Endlessly looping tape creates noticeable horizontal wear lines across the upper and lower head face (the edges of ¼-inch tape travel) as shown in Figs. 1a, b and g. There are multiple lines because the tape height wasn't consistent. (More on that in a moment.) For the Space Echo, the rear height-adjustment screw (not shown) when combined with the front height-adjustment, affects zenith — the poorly aligned, front-to-back tilt that caused the uneven “c” and “d” wear pattern (Fig. 1). The top “e” area of all the heads is worn more than the bottom “f” area — bummer.


Figure 2 shows the combo erase/record head, which is on a slider that increases the distance — and delay — between it and the play head. A separate play head allows sound-on-sound/looping on both the Space Echo and the Echoplex. The black arrow indicates the “lip” created by the bottom edge of the tape, above which is the wear pattern. From just looking at it, it looks like the amount of wear is equal to at least the tape thickness, which is not a good thing.

A yellow-ish green glue has been applied — in the annotated area — to lock the head in place. The glue will likely crack off when the head is moved. To adjust azimuth, a nut behind the head assembly must first be loosened, after which a wrench can be used to ever-so-slightly rotate the head. I will say (somewhat squeamishly) that zenith is “adjusted” by bending the head-mounting brackets.


No matter which tape-based echo unit is within your field of vision, there's a symbiotic relationship between the “investment” required to be in possession of vintage coolness and the maintenance factor required to preserve it. Even if you can't D.I.Y., you might now know how to recognize and avoid doing further damage to something that could be older than you are.
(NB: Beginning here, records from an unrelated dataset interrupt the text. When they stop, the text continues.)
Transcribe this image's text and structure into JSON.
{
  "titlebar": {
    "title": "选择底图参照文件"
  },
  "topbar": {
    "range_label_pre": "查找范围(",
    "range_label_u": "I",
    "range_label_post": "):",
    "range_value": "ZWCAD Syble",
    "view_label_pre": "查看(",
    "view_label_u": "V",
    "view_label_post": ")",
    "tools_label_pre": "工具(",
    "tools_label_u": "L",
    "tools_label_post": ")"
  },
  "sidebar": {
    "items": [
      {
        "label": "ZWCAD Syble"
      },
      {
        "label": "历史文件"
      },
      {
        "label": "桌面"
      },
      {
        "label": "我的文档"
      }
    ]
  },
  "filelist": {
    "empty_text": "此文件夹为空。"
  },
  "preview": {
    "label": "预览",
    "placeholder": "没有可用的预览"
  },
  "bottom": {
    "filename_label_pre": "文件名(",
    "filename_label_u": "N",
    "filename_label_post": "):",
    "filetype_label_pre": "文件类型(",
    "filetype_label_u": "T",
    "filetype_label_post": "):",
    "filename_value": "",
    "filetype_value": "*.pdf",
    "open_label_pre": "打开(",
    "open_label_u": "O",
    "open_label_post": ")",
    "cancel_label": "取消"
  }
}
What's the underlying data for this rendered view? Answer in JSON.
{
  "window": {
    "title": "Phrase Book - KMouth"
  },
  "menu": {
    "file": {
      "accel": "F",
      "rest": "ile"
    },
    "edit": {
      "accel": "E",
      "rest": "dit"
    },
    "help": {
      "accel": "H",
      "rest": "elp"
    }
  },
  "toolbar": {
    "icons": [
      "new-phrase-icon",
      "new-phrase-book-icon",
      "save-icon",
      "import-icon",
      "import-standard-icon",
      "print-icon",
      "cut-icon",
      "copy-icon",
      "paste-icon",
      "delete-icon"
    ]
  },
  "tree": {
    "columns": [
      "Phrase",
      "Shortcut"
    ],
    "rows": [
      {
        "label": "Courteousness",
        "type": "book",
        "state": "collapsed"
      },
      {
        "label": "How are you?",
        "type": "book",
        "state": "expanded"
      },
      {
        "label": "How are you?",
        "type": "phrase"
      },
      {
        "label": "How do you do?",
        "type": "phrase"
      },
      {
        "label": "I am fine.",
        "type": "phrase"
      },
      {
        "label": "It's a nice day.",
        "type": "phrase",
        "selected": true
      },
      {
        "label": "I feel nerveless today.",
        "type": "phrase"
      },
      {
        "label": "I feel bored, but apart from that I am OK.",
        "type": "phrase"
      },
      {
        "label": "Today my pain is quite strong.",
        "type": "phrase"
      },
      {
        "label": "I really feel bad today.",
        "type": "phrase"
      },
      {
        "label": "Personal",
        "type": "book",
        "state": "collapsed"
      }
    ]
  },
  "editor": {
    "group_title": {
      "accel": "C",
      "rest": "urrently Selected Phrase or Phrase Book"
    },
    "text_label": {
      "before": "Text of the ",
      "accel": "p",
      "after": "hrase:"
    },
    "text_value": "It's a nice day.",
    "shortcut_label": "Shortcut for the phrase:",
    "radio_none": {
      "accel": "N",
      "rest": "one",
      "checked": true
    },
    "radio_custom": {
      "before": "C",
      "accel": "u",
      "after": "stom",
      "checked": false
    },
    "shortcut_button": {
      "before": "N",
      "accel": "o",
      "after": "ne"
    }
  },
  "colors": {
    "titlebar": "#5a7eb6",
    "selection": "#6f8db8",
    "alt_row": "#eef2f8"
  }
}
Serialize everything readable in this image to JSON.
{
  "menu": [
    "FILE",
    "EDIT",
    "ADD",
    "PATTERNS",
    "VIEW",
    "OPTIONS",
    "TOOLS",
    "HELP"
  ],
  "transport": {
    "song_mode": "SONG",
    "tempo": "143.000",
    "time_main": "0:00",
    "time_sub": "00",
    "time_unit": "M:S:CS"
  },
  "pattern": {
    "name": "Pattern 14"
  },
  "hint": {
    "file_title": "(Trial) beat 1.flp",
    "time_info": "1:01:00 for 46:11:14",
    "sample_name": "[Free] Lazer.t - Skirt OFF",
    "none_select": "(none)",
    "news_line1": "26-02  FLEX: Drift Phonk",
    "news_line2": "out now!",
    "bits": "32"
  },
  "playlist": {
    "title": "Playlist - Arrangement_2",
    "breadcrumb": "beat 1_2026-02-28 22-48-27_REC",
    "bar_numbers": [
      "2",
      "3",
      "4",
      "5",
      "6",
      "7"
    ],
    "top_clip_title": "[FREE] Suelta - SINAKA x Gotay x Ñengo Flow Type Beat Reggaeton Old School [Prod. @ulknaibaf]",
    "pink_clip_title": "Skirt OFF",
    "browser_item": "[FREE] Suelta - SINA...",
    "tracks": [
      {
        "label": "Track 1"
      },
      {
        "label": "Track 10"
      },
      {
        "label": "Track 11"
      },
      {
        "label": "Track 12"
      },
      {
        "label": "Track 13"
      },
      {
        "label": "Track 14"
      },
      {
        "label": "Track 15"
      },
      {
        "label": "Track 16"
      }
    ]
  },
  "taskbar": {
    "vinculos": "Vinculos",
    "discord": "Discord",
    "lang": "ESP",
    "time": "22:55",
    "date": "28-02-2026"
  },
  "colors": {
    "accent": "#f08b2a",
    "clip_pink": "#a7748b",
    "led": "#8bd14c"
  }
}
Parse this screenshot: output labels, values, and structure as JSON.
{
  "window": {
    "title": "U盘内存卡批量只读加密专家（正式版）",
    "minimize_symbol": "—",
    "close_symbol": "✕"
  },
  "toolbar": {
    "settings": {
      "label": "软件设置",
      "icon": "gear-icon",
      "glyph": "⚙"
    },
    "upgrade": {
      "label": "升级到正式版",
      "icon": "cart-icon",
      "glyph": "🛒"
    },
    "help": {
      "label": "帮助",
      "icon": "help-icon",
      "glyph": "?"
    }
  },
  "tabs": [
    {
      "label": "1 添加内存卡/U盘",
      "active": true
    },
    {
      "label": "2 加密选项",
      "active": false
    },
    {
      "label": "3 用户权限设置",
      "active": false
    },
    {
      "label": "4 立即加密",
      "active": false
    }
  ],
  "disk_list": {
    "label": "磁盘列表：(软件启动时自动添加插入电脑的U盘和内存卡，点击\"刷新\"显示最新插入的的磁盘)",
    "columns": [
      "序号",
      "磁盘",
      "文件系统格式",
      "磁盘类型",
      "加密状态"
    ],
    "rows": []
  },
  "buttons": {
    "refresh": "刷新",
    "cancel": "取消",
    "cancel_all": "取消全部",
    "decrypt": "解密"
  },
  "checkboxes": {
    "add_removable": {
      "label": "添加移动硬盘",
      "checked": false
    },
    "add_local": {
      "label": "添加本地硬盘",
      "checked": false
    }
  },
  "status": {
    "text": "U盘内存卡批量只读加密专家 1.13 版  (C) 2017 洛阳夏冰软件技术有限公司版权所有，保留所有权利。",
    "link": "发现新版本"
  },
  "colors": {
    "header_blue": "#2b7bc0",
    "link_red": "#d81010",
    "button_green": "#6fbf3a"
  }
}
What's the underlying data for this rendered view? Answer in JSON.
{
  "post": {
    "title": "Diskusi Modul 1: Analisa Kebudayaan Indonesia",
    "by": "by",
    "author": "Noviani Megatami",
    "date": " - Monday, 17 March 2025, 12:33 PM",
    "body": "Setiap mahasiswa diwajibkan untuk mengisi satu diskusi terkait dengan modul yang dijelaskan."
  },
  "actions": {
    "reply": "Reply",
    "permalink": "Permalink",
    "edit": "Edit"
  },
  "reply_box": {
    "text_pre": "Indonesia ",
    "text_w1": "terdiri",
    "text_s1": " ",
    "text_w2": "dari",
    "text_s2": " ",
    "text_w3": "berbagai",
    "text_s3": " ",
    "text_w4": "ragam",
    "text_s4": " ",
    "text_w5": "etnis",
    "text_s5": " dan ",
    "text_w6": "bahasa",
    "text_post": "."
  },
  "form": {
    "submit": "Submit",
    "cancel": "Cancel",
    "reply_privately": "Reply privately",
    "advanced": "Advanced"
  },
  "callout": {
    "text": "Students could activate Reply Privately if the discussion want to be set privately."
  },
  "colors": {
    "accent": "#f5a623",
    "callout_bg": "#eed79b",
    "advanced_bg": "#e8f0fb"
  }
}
If your beloved does need more than D.I.Y. help, then send the entire unit in for lapping and mechanical alignment. Treat it well afterward, and it can give you a lifetime of service.

Eddie Ciletti is an educator, engineer and electronics techncian based in St. Paul, Minn. Visit him online at